    Thanks Martin! Exactly what I wanted to solve :-)

    I like to use a .gitignore file for exclusion, and met with one minor detail: --exclude will interpret the argument as a regex, so a glob pattern like *~ goes wrong. I changed the sed part to:

    sed 's/^/--exclude-glob /' .gitignore

  • Pingback: Deploying a website with lftp - drostan.org()

  • There isn't any time for cut-and-dried monotony. There's time for work. And time for love. That leaves no other time!
    Carpe per diem - seize the check.

  • Dan

    I use lftp with -f because I hold my script in a txt file. I want to only include the .tar.gz files in the transfer. Is this right ?
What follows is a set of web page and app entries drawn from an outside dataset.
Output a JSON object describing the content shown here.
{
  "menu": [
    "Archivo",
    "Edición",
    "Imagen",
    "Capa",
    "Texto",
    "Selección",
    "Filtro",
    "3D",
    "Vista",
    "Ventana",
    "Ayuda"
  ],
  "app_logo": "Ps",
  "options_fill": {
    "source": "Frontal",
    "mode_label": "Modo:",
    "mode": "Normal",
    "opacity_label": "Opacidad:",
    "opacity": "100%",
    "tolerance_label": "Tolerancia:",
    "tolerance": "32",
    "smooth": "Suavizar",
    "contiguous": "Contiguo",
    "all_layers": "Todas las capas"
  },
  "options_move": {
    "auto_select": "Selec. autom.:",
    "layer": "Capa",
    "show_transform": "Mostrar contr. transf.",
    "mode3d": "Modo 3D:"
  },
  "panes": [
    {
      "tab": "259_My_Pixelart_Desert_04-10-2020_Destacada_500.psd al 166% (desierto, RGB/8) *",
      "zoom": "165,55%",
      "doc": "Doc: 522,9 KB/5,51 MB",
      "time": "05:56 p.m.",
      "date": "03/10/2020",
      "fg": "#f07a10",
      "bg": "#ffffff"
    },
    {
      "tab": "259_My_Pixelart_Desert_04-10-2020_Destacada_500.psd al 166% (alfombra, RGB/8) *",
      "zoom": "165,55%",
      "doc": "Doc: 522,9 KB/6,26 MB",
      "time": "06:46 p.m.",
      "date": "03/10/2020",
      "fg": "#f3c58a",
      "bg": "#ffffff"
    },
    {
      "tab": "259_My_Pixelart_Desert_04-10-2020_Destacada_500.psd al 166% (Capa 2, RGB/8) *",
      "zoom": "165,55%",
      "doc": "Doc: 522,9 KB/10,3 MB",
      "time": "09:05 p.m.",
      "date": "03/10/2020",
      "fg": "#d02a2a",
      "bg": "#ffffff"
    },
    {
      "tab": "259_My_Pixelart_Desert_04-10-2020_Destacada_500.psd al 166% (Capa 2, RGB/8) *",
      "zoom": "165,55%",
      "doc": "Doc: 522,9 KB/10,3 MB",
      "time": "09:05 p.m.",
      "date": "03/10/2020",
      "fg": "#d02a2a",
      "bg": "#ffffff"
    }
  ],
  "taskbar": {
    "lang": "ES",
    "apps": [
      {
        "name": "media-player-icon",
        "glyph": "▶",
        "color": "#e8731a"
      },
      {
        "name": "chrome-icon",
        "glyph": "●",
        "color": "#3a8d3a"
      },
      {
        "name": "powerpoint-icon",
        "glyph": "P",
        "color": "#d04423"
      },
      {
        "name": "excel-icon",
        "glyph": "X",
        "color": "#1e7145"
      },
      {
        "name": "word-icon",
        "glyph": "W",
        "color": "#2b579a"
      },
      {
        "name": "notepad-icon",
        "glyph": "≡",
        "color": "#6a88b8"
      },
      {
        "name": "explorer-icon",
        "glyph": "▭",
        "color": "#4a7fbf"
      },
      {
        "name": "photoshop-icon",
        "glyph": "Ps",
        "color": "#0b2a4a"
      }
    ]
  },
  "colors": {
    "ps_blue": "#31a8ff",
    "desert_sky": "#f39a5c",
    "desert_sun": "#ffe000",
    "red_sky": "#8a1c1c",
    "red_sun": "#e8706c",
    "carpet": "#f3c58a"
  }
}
    mirror --reverse --delete --only-newer sed 's/^/--include-glob /' .tar.gz /local /remote

  • Maybe you should look into bash extended globs.

    shopt -s extglob
    ls !(filetoexclude|anotherfile)

    Just use the built in globbing with whatever transport system you like (lftp/rsync)

  • Henrik

    You can use rsync even if you only have FTP access, if you first mount the FTP directory you want locally.
    Once such example using curlftpfs:

    $ curlftpfs myuser@myhost.example.com/public_html live_mount
    $ rsync -rltpzv --exclude-from 'exclude-list.txt' live_mount staging/

    I keep credentials in ~/.netrc which gets picked up by curlftpfs and where only my user can read them.
    It's been working very well for me and transfers reasonably fast, although it does take a while to get past the "sending incremental file list" so you may thing nothing is happening, especially if lots of files have changed.